Grace Gillespie, Staff Writer
Quentin Tarantino presents “Once Upon a Time in Hollywood,” a drama/thriller surrounding the Manson family murders. The film takes place in the 1960s, a beautiful time period for the film industry and Hollywood. Vintage cars, record players, and radios blasting old-time bops can be heard and seen throughout the film.
Instantly, we are introduced to actor Rick Dalton (Played by Leonardo DiCaprio), a famous actor and the former lead on a wild west vigilante TV series. Hollywood has a vampiric hunger for always wanting fresh blood. Dalton is aware of this, but that does not make the reality of losing a leading role any easier for him. Now that the television show is over, Dalton finds himself going to other TV shows to guest star or play as villain characters. He is faced with the truth that his career is ending, and turns to his old buddy, Cliff Booth (Brad Pitt) for comfort. Booth was his stunt double during the old days of his western TV series. Cliff, unable to find work due to his past, takes up the role of Rick’s personal driver. While they make an odd pair, the two keep a close bond. As in other Tarantino films, he dabbles in violence. The gore in Tarantino’s film is used to create emotion for viewers. The violent scenes stimulate a reaction of wanting to laugh, but feeling horrified by what is being shown.
While on a film set before the rehearsals begin, Dalton is reading a western novel about a man named “Easy Breezy,” who is a horse breaker. Easy Breezy is finding that in his old age it is harder for him to find work. He reads a line from the book saying, “He’s not the best any-more. He’s coming to terms with what it’s like to become slightly more useless each day.” At this moment, we see the actor break down and cry. The audience can see that he is feeling even more defeated when he realizes that this story is related to his current situation.
At the heart of the movie, we see actress Sharon Tate, (Margot Robbie) who can be portrayed as new Hollywood. She is a new actress entering stardom and being seen driving around in a sports car. She ended up marrying a well-known director that happens to be a next-door neighbor of Rick Dalton. Although Tate does not have much dialogue in the movie, what she lacks in voice, she makes up for in her charisma. There are scenes of her dancing around at parties being able to turn heads and cause gossip. Her character is filled with affection, especially when she was able to charm her way into a movie theater for free. Tate is the epitome of everything a young upcoming actress emodies with her charm and carefree spirit.

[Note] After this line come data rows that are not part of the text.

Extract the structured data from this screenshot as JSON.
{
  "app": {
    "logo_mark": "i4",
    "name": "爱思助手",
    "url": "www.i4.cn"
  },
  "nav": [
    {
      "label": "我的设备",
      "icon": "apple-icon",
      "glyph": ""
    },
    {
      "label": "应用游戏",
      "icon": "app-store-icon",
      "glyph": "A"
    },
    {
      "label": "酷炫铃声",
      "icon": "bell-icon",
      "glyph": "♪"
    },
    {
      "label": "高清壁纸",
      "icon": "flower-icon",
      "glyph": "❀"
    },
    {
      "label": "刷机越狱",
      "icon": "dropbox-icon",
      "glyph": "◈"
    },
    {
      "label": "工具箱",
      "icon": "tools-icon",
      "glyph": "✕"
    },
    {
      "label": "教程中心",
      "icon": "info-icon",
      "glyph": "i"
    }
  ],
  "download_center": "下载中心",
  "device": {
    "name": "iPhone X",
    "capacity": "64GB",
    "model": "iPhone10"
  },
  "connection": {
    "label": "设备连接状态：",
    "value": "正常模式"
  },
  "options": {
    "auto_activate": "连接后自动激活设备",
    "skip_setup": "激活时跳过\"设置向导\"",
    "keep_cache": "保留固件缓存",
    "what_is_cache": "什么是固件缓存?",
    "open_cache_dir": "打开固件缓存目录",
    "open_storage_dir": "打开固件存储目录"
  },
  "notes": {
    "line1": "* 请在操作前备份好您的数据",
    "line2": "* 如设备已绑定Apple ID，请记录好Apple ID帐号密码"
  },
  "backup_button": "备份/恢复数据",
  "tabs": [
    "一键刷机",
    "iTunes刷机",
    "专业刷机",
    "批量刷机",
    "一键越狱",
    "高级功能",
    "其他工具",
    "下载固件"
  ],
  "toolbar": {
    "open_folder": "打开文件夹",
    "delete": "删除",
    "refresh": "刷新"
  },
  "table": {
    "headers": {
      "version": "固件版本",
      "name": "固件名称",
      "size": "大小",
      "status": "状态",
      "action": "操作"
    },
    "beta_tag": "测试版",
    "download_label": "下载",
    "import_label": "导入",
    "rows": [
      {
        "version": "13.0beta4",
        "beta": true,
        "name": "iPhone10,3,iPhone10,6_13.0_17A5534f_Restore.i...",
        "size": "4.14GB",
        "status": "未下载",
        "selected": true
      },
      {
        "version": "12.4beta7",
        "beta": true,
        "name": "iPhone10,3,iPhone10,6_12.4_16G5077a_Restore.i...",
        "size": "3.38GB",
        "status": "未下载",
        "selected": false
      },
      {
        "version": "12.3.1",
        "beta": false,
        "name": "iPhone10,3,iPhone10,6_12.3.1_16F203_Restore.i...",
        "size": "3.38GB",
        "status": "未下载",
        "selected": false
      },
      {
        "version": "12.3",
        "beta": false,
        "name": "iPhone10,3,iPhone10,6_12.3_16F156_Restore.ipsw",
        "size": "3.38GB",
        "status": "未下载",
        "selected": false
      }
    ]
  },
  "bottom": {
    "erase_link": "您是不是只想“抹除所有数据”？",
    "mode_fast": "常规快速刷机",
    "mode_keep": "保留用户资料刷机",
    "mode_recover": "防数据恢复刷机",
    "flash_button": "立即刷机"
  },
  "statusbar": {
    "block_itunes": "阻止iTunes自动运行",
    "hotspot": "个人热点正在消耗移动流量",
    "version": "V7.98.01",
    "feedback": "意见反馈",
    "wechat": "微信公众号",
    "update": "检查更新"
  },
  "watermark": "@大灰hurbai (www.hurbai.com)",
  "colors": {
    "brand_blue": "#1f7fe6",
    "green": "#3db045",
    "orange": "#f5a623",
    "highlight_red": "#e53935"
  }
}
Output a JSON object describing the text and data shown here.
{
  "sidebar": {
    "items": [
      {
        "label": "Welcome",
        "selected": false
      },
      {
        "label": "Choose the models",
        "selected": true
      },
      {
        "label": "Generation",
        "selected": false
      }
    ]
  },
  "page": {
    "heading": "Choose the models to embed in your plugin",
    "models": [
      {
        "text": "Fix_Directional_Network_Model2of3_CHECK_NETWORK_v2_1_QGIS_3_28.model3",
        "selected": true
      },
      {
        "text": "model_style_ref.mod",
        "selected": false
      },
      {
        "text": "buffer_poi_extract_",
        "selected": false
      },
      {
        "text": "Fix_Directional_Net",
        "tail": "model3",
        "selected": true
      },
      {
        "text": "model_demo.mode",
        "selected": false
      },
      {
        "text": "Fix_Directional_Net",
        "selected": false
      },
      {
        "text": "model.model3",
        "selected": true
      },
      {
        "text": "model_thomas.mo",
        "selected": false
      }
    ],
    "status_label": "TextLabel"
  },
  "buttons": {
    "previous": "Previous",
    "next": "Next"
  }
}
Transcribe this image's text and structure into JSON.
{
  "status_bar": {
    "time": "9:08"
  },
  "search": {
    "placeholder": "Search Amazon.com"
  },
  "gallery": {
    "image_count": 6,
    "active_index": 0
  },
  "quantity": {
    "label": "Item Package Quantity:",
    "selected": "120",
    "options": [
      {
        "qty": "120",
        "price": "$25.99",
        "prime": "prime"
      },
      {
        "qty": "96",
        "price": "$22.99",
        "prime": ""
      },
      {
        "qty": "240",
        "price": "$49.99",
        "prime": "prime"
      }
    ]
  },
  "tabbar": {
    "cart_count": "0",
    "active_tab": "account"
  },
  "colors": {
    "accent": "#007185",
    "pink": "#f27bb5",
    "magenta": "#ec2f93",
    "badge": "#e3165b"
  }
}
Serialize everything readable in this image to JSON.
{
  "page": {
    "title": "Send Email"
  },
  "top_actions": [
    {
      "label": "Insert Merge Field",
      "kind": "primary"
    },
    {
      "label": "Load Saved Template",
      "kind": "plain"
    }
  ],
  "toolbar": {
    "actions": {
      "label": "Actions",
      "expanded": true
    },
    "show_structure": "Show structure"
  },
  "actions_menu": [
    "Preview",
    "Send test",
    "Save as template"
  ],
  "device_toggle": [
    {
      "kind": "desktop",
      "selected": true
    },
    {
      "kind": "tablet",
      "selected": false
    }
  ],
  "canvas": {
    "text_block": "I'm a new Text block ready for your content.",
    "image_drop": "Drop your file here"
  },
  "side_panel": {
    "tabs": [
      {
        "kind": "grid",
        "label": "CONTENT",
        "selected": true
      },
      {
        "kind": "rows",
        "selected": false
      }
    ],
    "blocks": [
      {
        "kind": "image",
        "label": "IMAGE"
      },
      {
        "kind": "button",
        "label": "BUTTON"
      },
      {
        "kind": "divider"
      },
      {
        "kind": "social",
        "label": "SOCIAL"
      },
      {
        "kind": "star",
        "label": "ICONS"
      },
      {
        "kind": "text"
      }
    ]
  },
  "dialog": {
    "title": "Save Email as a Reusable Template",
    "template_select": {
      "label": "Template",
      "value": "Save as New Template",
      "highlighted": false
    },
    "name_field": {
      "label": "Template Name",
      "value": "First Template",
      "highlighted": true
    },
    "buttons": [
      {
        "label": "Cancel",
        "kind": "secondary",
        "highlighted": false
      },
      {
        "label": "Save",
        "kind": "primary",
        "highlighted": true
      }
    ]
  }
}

Dalton and Tate happen to meet in the most unexpected way, which ties into old Hollywood and new Hollywood intertwining in the end. It takes the entire movie for everything to come full circle, so make sure you purchase some patience with your ticket.